5.2. Iterative Procedure

5.3. Partial Factoring

6. Direct Analysis of Electrical Networks

6.1. Open-Circuit Transfer-Impedance and Voltage-Gain Functions

6.2. Short-Circuit Transfer-Admittance and Current-Gain Functions

6.3. Open-Circuit Impedance and Short-Circuit Admittance Matrices

6.4. The Physical Significance of the Associated Directed Graph

6.5. Direct Analysis of The Associated Directed Graph

7. Conclusions

Problems

Chapter 5. Trees and Their Generation

1. The Characterizations of a Tree

2. The Codifying of a Tree-Structure

2.1. Codification by Paths

2.2. Codification by Terminal Edges

3. Decomposition into Paths

4. The Wang-Algebra Formulation

4.1. The Wang Algebra

4.2. Linear Dependence

4.3. Trees and Cotrees

4.4. Multi-Trees and Multi-Cotrees

4.5. Decomposition

5. Generation of Trees by Decomposition Without Duplications

5.1. Essential Complementary Partitions of a Set

5.2. Algorithm

5.3. Decomposition without Duplications

6. The Matrix Formulation

6.1. The Enumeration of Major Submatrices of an Arbitrary Matrix

6.2. Trees and Cotrees

6.3. Directed Trees and Directed 2-Trees

7. Elementary Transformations

8. Hamilton Circuits in Directed-Tree Graphs

9. Directed Trees and Directed Euler Lines

10. Conclusions

Problems

Chapter 6. The Realizability of Directed Graphs with Prescribed Degrees

1. Existence and Realization as a (p, s)-Digraph

1.1. Directed Graphs and Directed Bipartite Graphs

1.2. Existence

1.3. A Simple Algorithm for the Realization

1.4. Degree invariant Transformations

1.5. Realizability as a Connected (p, s)-Digraph

2. Realizability as a Symmetric (p, s)-Digraph

2.1. Existence

2.2. Realization

2.3. Realizability as Connected, Separable and Nonseparable Graphs

3. Unique Realizability of Graphs without Self-Loops

3.1. Preliminary Considerations

3.2. Unique Realizability as a Connected Graph

3.3. Unique Realizability as a Graph

4. Existence and Realization of a (p, s)-Matrix

5. Realizability as a Weighted Directed Graph

6. Conclusions

Problems

Chapter 7. State Equations of Networks

1. State Equations in Normal Form

2. Procedures for Writing the State Equations

3. The Explicit Form of the State Equation

4. An Alternative Representation of the State Equation

5. Physical interpretations of the Parameter Matrices

6. Order of Complexity

6.1 Relations between Det H(s) and Network Determinant

6.2 RLC Networks

6.3 Active Networks

7. Conclusions

Problems

Bibliography

Symbol Index

Subject Index

## Description

Applied Graph Theory: Graphs and Electrical Networks, Second Revised Edition provides a concise discussion of the fundamentals of graph and its application to the electrical network theory.
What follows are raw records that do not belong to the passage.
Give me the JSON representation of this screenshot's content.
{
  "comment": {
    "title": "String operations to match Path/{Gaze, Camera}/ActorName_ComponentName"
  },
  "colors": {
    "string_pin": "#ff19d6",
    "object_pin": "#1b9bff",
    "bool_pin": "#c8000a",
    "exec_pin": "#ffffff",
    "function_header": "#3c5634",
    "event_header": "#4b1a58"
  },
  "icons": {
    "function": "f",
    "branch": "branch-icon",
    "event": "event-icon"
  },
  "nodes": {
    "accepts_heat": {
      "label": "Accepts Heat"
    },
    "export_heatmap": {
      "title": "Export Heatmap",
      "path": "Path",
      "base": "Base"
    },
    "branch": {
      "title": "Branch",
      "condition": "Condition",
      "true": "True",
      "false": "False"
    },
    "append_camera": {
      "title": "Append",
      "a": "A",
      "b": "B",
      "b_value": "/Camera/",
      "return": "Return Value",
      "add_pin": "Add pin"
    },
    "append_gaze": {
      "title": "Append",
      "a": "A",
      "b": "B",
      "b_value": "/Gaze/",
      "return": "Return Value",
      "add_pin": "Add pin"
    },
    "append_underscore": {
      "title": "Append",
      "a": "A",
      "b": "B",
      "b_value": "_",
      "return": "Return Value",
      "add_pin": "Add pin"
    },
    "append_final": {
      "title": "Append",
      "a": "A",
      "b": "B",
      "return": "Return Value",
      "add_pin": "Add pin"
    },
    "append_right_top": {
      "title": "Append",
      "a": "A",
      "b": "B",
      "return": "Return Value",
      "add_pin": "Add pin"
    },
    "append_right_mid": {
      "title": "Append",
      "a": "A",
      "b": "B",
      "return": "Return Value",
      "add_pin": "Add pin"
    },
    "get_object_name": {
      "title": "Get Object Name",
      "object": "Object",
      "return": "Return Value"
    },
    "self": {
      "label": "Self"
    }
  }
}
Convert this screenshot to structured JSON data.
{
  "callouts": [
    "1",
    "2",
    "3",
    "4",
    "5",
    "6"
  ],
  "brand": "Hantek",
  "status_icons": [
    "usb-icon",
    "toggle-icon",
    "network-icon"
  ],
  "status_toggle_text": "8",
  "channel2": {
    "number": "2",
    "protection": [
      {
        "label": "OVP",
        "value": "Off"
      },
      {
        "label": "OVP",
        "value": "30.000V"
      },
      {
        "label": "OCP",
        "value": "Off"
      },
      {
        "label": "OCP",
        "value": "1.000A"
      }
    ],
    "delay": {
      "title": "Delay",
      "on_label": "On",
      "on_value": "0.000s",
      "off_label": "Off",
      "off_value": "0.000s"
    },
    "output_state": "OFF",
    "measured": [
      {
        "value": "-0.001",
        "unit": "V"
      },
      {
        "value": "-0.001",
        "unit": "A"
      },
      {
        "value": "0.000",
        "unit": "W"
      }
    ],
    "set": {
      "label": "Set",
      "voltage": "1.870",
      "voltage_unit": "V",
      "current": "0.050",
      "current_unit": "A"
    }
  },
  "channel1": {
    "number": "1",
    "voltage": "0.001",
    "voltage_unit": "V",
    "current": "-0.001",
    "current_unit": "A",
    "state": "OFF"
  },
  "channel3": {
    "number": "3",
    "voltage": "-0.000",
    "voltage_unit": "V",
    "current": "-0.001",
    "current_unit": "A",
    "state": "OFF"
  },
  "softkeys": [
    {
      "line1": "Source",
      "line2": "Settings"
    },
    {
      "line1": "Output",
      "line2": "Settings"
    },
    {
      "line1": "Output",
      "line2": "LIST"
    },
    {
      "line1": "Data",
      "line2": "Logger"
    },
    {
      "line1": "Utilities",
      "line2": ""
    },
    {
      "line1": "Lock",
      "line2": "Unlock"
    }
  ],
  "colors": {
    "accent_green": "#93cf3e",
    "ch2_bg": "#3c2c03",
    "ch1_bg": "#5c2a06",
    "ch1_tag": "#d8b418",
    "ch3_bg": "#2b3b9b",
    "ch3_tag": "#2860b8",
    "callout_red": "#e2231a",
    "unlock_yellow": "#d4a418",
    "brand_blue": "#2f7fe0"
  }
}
The book emphasizes the mathematical precision of the concepts and principles involved. The text first covers the basic theory of graph, and then proceeds to tackling in the next three chapters the various applications of graph to electrical network theory. These chapters also discuss the foundations of electrical network theory; directed-graph solutions of linear algebraic equations; and topological analysis of linear systems. Next, the book covers trees and their generation. Chapter 6 deals with the realizability of directed graphs with prescribed degrees, while Chapter 7 talks about state equations of networks. The book will be of great use to researchers of network topology, linear systems, and circuitries.

## Details

- No. of pages:
- 558

- Language:
- English

- Copyright:
- © North Holland 1976

- Published:
- 1st January 1976

- Imprint:
- North Holland

- eBook ISBN:
- 9781483164151